Generally speaking, all steam engines require a source of heat to boil water into steam. To reduce energy consumption, the Leavitt Engine used a Green economizer to preheat the water before it entered the Belpaire firebox boiler, which contained 201 boiler tubes, two coal-burning furnaces, and a common combustion chamber to produce as much steam as possible. In the 1950s, oil replaced coal as the fuel of choice for the furnaces.
The steam from the boiler was then piped up to cylinders, which contained pistons of various sizes. The steam was constantly reheated as it traveled through the cylinders to maintain a sufficiently high enough pressure to move the pistons, providing the engine’s mechanical force to power the adjoining water pump. The diameters of the pistons correlate to the amount of mechanical force produced—the larger the diameter of the piston, the more powerful its output. A crankshaft drives a circular gear called a cam, which in turn has rods attached to it that regularly open and close the steam and exhaust valves.
Rods connecting the steam engine to the water pump sit on rockers that also provide mechanical force for the machine. Vacuum chambers use suction from air chambers to draw water up into the pump. The water passes through tubes to condense the exhaust steam from the engine and then is delivered to the force main.

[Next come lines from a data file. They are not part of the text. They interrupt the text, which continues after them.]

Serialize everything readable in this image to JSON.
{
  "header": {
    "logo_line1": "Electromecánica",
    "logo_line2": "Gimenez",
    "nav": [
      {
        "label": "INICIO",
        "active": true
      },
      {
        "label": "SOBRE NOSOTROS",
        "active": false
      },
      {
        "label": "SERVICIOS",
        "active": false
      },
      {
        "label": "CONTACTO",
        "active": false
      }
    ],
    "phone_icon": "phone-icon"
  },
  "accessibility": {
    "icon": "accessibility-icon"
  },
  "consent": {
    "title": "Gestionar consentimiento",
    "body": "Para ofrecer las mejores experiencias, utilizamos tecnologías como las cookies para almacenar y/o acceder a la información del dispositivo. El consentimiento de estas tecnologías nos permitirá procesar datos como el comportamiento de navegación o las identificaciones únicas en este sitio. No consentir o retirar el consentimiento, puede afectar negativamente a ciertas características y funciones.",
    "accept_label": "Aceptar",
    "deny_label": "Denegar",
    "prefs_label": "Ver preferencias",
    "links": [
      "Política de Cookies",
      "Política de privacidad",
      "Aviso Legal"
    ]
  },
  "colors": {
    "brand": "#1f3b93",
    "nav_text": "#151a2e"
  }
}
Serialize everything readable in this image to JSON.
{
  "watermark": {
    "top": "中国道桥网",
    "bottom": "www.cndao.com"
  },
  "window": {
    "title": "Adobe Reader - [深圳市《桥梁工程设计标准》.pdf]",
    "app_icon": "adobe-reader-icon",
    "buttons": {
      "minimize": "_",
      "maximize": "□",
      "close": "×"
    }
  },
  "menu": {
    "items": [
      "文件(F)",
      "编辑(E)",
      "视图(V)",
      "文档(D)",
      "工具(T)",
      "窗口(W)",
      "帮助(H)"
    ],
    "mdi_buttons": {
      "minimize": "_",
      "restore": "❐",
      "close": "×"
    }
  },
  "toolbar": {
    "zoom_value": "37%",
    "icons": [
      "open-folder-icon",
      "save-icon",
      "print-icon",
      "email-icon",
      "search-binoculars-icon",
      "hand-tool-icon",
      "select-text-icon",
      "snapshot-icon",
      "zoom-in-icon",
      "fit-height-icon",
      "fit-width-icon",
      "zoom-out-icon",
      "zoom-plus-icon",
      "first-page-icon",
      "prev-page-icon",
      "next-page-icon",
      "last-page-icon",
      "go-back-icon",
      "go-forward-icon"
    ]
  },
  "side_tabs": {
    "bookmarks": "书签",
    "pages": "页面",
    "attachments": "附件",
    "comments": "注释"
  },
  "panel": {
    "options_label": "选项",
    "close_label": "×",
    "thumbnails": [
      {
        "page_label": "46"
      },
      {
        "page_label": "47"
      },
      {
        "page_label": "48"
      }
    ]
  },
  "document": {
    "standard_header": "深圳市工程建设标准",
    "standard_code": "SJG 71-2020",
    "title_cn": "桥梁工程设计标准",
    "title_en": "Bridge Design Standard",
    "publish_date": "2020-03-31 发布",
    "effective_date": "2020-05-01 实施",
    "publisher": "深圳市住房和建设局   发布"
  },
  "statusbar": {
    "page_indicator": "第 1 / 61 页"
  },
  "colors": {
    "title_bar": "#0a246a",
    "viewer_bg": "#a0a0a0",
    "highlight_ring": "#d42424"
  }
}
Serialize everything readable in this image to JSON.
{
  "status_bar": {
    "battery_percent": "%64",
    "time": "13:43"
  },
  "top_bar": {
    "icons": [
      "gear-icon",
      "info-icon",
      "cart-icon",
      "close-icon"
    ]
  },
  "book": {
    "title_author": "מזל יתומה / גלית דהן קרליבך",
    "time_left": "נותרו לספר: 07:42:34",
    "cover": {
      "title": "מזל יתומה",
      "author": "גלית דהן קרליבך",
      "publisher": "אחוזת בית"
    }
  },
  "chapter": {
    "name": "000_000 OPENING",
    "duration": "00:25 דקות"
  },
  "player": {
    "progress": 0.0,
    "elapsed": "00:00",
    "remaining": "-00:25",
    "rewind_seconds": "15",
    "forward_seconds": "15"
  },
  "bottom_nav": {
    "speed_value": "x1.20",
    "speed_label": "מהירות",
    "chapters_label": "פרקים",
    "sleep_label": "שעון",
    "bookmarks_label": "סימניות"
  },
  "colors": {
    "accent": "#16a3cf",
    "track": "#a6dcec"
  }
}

Music & Movies
Friday night’s event was a collaborative effort between the Waterworks Museum and Boston’s cultural scene. Designed to be a “living installment,” the film and music are meant to incorporate the architecture and layout of the museum. Visitors are encouraged to walk around the museum to experience the different sights and sounds from different locations.
Non-Event, a Boston-based concert series focused on experimental music, collaborated with the Waterworks Museum for Friday night’s event. The concert featured pieces by Mem1, the electroacoustic duo of Mark and Laura Cetilia, and experimental musician Brendan Murray.
The musical set involved electronic manipulation of sounds produced by a conventional cello to create a distinct sound that bathed the setting in a ghostly, orchestral atmosphere. Experimental musicians push the limits of acoustic principles by using different techniques to create unconventional music.
The introduction of electronics and specialized computer programs increased the versatility of an instrument and the range of sounds it can produce. With a complex array of microprocessors and computer installations, sounds can be transformed into novel tones, the building blocks of experimental music.
The different acoustic surfaces, from the brick walls of the museum to the iron surfaces of the steam engines, affect the quality of the sounds that bounce off of them. As a result, the music sounds different depending on where you stand in the museum.
For the film aspect of the night, Balagan Films and AgX Film Collective collaborated with the Waterworks Museum to feature experimental movies produced by Anto Astudillo, Sarah Bliss, Christina Hunt, Frank Aveni, Stefan Grabowski, Susan Deleo, Genevieve Carmel, Youjin Moon, Robert Todd, and Douglas Urbank specially made for the event.
Tinted lights glinting off streams of film hanging from parts of the steam engines created a shimmering effect throughout the museum. Multiple film projectors were set up around the hall, projecting the experimental films onto the walls of the museum and the structures of the steam engines, capitalizing on how we see to create the illusion of fluid motion. The aquatic-themed films, keeping the nature of the venue in mind, were strategically projected onto parts of the steam engines that once contained water, reminding the audience of the past.
Featured Image by Kristin Saleski/Heights Staff